(Data section)

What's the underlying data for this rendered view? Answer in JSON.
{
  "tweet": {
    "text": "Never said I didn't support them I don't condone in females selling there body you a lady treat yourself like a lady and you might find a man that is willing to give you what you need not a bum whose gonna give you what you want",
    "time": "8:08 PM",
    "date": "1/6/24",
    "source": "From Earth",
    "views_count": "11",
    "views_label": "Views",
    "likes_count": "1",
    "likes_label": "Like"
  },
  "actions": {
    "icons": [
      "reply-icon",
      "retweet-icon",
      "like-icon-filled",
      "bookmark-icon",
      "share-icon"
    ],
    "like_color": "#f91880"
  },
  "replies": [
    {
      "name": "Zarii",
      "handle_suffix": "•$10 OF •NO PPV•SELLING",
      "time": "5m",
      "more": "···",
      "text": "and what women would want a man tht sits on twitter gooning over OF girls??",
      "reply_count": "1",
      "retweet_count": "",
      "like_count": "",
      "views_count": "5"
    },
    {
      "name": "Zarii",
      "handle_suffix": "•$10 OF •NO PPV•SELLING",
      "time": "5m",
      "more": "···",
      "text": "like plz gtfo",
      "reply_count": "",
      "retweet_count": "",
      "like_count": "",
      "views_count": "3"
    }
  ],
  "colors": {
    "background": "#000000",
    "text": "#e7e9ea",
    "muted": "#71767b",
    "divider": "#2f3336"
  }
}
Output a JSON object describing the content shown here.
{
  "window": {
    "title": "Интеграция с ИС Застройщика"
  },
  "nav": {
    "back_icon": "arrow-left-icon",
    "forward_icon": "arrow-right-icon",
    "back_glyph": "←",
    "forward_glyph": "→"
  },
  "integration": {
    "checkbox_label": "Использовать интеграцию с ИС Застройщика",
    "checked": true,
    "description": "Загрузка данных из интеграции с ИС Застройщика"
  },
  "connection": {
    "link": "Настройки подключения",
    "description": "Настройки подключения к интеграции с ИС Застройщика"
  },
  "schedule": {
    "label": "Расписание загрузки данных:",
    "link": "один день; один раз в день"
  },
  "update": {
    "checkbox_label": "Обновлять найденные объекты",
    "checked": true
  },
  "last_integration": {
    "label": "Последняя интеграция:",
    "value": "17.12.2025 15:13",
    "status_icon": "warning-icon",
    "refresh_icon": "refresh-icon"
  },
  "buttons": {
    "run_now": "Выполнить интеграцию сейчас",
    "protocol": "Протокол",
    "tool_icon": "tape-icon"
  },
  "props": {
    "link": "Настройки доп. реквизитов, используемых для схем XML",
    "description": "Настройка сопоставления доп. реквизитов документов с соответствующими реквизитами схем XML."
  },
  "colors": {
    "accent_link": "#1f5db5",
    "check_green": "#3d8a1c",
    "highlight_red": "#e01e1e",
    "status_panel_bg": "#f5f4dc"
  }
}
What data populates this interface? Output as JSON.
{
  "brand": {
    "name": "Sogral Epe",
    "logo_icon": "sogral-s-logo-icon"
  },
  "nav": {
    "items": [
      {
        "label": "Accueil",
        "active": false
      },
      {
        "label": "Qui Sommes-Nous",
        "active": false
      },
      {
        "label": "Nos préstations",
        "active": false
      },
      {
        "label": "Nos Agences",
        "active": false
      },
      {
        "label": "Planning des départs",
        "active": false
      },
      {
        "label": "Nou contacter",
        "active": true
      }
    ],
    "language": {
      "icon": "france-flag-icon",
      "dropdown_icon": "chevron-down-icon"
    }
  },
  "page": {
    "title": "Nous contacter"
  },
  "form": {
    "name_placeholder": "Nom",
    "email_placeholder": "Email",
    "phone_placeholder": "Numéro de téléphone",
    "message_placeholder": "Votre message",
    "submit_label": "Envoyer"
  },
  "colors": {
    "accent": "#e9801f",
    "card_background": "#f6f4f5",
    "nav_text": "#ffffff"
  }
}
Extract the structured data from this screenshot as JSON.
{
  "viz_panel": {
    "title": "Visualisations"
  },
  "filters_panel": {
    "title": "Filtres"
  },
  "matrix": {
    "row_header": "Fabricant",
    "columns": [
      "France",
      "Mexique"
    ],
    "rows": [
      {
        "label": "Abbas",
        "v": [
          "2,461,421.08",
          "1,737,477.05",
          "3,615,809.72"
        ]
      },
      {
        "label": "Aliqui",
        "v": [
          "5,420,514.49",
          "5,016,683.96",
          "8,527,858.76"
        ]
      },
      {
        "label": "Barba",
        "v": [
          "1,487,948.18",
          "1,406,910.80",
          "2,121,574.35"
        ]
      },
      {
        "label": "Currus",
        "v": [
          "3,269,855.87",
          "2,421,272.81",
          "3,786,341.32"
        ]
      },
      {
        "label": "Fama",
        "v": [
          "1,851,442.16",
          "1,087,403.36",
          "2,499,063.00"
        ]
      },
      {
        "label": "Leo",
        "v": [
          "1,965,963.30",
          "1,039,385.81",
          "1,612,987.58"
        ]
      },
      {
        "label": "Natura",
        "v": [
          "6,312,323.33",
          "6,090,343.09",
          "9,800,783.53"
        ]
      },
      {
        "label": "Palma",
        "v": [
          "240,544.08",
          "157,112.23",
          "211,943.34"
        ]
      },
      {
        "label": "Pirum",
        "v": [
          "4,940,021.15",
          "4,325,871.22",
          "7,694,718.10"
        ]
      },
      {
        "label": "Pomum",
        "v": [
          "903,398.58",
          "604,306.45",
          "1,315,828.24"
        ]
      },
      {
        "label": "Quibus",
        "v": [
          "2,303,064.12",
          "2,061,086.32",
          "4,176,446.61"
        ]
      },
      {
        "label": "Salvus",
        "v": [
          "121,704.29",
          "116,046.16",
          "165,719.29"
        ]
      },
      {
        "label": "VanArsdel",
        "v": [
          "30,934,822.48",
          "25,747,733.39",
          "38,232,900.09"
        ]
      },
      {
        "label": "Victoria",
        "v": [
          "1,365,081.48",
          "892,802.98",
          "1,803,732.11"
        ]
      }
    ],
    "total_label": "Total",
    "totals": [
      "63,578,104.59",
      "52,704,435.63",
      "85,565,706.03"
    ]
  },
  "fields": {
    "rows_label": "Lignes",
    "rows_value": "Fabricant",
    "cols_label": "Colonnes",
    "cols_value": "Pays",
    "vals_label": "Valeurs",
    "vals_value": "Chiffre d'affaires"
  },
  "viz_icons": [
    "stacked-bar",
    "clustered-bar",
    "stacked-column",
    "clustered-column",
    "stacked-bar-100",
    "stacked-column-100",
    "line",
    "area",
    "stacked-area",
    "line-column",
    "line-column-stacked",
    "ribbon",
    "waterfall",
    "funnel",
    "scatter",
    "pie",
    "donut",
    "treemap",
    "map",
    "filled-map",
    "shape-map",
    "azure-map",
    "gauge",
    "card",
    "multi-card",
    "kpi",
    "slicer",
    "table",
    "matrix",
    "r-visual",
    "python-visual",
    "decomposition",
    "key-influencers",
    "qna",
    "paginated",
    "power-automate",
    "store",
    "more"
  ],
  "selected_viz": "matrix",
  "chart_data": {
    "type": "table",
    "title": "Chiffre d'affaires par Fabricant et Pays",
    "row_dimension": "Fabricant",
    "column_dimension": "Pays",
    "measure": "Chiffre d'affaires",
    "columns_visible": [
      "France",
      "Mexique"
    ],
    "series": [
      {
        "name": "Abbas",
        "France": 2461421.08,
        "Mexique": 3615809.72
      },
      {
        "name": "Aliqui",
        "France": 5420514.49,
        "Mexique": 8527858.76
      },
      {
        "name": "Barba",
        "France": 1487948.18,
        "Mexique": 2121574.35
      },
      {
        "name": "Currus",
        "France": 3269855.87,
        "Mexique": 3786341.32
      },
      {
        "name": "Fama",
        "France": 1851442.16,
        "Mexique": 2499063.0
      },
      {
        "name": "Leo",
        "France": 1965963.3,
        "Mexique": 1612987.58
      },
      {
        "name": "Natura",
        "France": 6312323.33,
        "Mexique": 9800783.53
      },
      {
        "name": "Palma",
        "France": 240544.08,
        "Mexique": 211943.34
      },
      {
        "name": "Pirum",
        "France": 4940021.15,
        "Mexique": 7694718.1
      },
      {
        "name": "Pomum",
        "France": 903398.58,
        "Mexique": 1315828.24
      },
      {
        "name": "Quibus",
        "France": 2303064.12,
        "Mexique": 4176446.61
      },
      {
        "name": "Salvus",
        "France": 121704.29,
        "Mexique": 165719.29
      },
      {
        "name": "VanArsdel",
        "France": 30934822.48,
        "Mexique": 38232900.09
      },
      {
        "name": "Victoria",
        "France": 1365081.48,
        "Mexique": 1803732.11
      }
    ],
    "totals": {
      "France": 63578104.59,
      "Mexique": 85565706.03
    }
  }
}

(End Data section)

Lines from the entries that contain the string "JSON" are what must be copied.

[Answer space]:
What's the underlying data for this rendered view? Answer in JSON.
Output a JSON object describing the content shown here.
What data populates this interface? Output as JSON.
Extract the structured data from this screenshot as JSON.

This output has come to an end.